Dave Stock was a very good mentor and a life-long friend to his students. He had a unique and warm smile, spoke in low and soft tones, was a good listener, and loved to praise others—attributes that made him approachable to all students. He exposed his students to latest research developments, respected them, and encouraged them to try their own ideas. He made sure to celebrate every success of his graduate students: when doctoral students successfully defended their dissertation research, they could count on a huge party, at Dave’s house in the small town of Albion, WA. As a thoughtful mentor, he introduced his students to many of his friends and the academic culture, something that benefited them in building their research careers. Several of his former doctoral students have pursued very successful academic careers.
Dave contributed a great deal to the Fluids Engineering Division. He joined the then “Polyphase Flow Committee” in the early 1980’s; he was instrumental in the renaming of this Committee to the current “Multiphase Flow Committee” and served as its chair in the late 1980s. He was the founding chair of the long series of ASME symposia, the Gas-Solids Symposium series, and he made certain that the symposia attracted the best researchers in the area from all over the world. All of us are benefited by participating in these remarkable scientific events. He was a member of the executive committee of the Fluids Engineering Division and chaired the Division in 2000. He was also very helpful in the success of the International Conference on Multiphase Flow (ICMF) having served as the chair of the ICMF Scientific Committee in 1998 and then helping with the colocation of the ICMF and FEDSM in New Orleans, an event that attracted more than 1200 scientists and engineers in 2001. He and his wife, Molly, spent the last ten years in retirement in their two homes in Washington State and Argentina.

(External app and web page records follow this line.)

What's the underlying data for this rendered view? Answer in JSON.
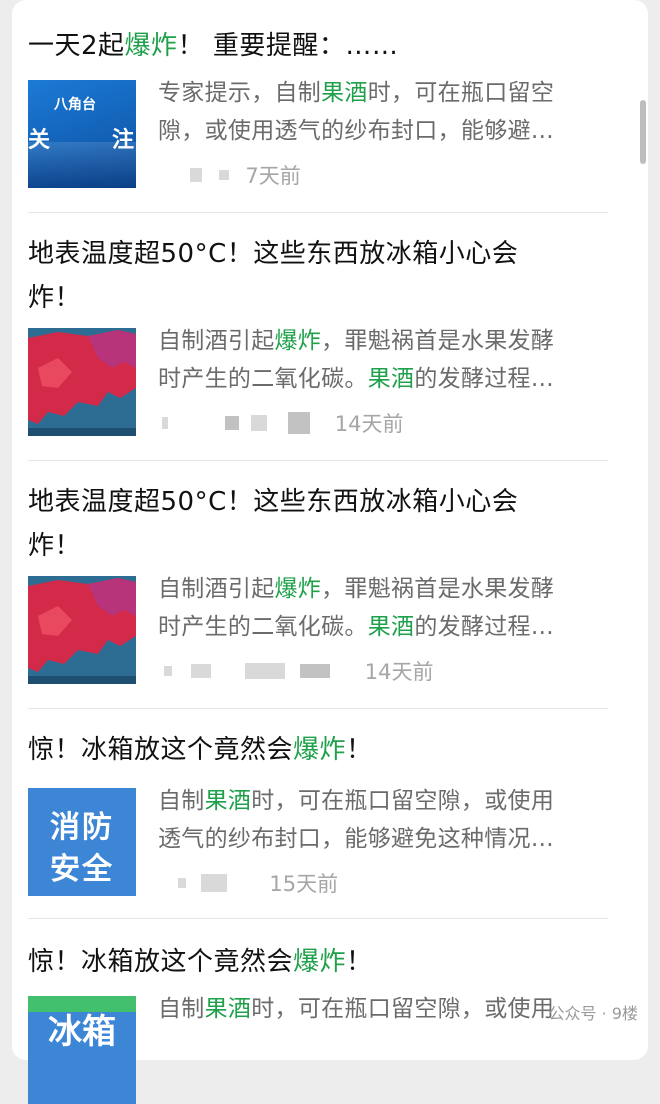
{
  "articles": [
    {
      "title_parts": [
        "一天2起",
        "爆炸",
        "！ 重要提醒：……"
      ],
      "line1_parts": [
        "专家提示，自制",
        "果酒",
        "时，可在瓶口留空"
      ],
      "line2_parts": [
        "隙，或使用透气的纱布封口，能够避…",
        "",
        ""
      ],
      "date": "7天前",
      "thumb_label": "八角台",
      "thumb_left": "关",
      "thumb_right": "注"
    },
    {
      "title_line1": "地表温度超50°C！这些东西放冰箱小心会",
      "title_line2": "炸！",
      "line1_parts": [
        "自制酒引起",
        "爆炸",
        "，罪魁祸首是水果发酵"
      ],
      "line2_parts": [
        "时产生的二氧化碳。",
        "果酒",
        "的发酵过程…"
      ],
      "date": "14天前"
    },
    {
      "title_line1": "地表温度超50°C！这些东西放冰箱小心会",
      "title_line2": "炸！",
      "line1_parts": [
        "自制酒引起",
        "爆炸",
        "，罪魁祸首是水果发酵"
      ],
      "line2_parts": [
        "时产生的二氧化碳。",
        "果酒",
        "的发酵过程…"
      ],
      "date": "14天前"
    },
    {
      "title_parts": [
        "惊！冰箱放这个竟然会",
        "爆炸",
        "！"
      ],
      "line1_parts": [
        "自制",
        "果酒",
        "时，可在瓶口留空隙，或使用"
      ],
      "line2_parts": [
        "透气的纱布封口，能够避免这种情况…",
        "",
        ""
      ],
      "date": "15天前",
      "thumb_line1": "消防",
      "thumb_line2": "安全"
    },
    {
      "title_parts": [
        "惊！冰箱放这个竟然会",
        "爆炸",
        "！"
      ],
      "line1_parts": [
        "自制",
        "果酒",
        "时，可在瓶口留空隙，或使用"
      ],
      "thumb_text": "冰箱"
    }
  ],
  "watermark": "公众号 · 9楼",
  "colors": {
    "keyword": "#1fa04a",
    "snippet": "#6b6b6b",
    "meta": "#a6a6a6",
    "fire_blue": "#3d86d6"
  }
}
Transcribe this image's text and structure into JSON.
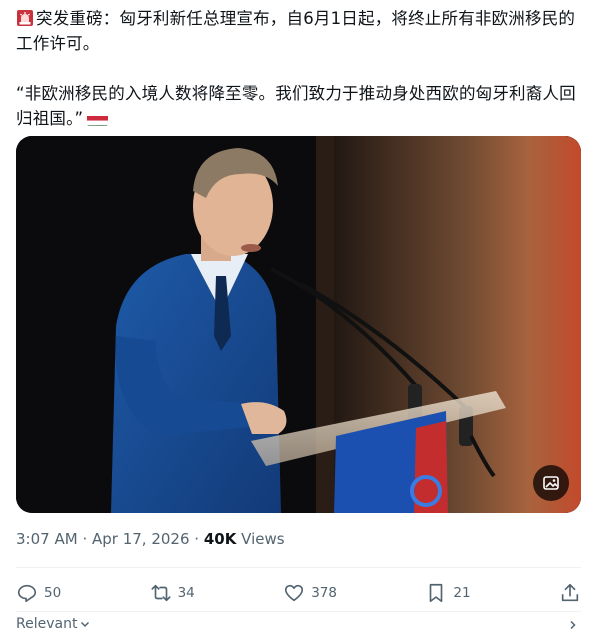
{
  "tweet": {
    "line1": "突发重磅：匈牙利新任总理宣布，自6月1日起，将终止所有非欧洲移民的工作许可。",
    "line2": "“非欧洲移民的入境人数将降至零。我们致力于推动身处西欧的匈牙利裔人回归祖国。”",
    "leading_icon": "rotating-light-icon",
    "trailing_icon": "hungary-flag-icon"
  },
  "media": {
    "alt_button_icon": "image-description-icon"
  },
  "meta": {
    "time": "3:07 AM",
    "separator": "·",
    "date": "Apr 17, 2026",
    "views_count": "40K",
    "views_label": "Views"
  },
  "actions": {
    "replies": "50",
    "reposts": "34",
    "likes": "378",
    "bookmarks": "21"
  },
  "replies_sort": {
    "label": "Relevant"
  },
  "colors": {
    "text": "#0f1419",
    "muted": "#536471",
    "flag_red": "#cd2a3e",
    "flag_green": "#436f4d"
  }
}
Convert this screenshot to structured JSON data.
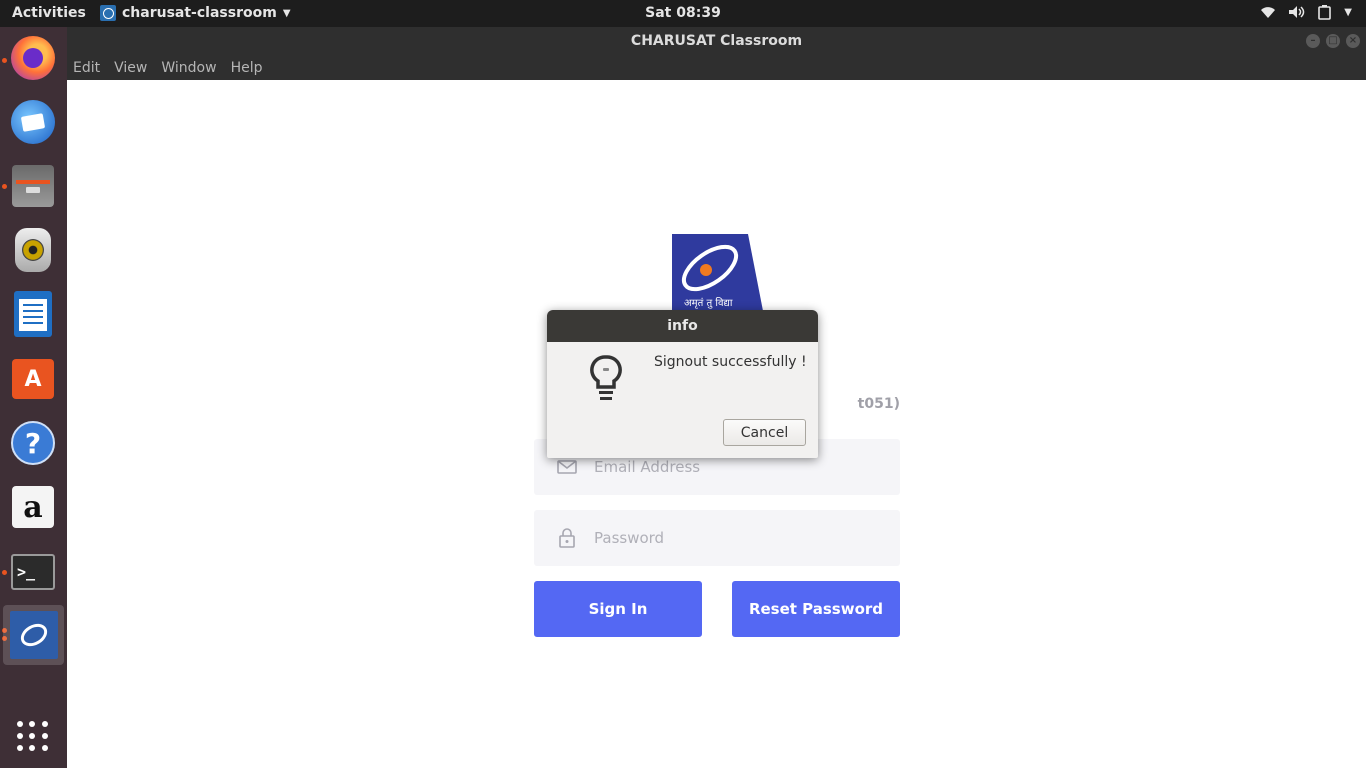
{
  "topbar": {
    "activities": "Activities",
    "app_name": "charusat-classroom",
    "clock": "Sat 08:39"
  },
  "window": {
    "title": "CHARUSAT Classroom",
    "menu": [
      "Edit",
      "View",
      "Window",
      "Help"
    ]
  },
  "dock": {
    "items": [
      {
        "name": "firefox-icon",
        "running": true
      },
      {
        "name": "thunderbird-icon",
        "running": false
      },
      {
        "name": "files-icon",
        "running": true
      },
      {
        "name": "rhythmbox-icon",
        "running": false
      },
      {
        "name": "libreoffice-writer-icon",
        "running": false
      },
      {
        "name": "software-center-icon",
        "running": false
      },
      {
        "name": "help-icon",
        "running": false
      },
      {
        "name": "amazon-icon",
        "running": false
      },
      {
        "name": "terminal-icon",
        "running": true
      },
      {
        "name": "charusat-classroom-icon",
        "running": true,
        "active": true
      },
      {
        "name": "show-applications-icon",
        "running": false
      }
    ],
    "store_glyph": "A",
    "help_glyph": "?",
    "amazon_glyph": "a",
    "terminal_glyph": ">_"
  },
  "login": {
    "logo_text": "अमृतं तु विद्या",
    "subtitle_fragment": "t051)",
    "email_placeholder": "Email Address",
    "password_placeholder": "Password",
    "sign_in": "Sign In",
    "reset_password": "Reset Password"
  },
  "dialog": {
    "title": "info",
    "message": "Signout successfully !",
    "cancel": "Cancel"
  },
  "colors": {
    "primary_button": "#5468f3",
    "dock_bg": "#3e2f36",
    "running_dot": "#e95420",
    "dialog_title_bg": "#3a3936"
  }
}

Dave Stock was indeed a unique and special human being and we all share with his family and friends their great sense of loss.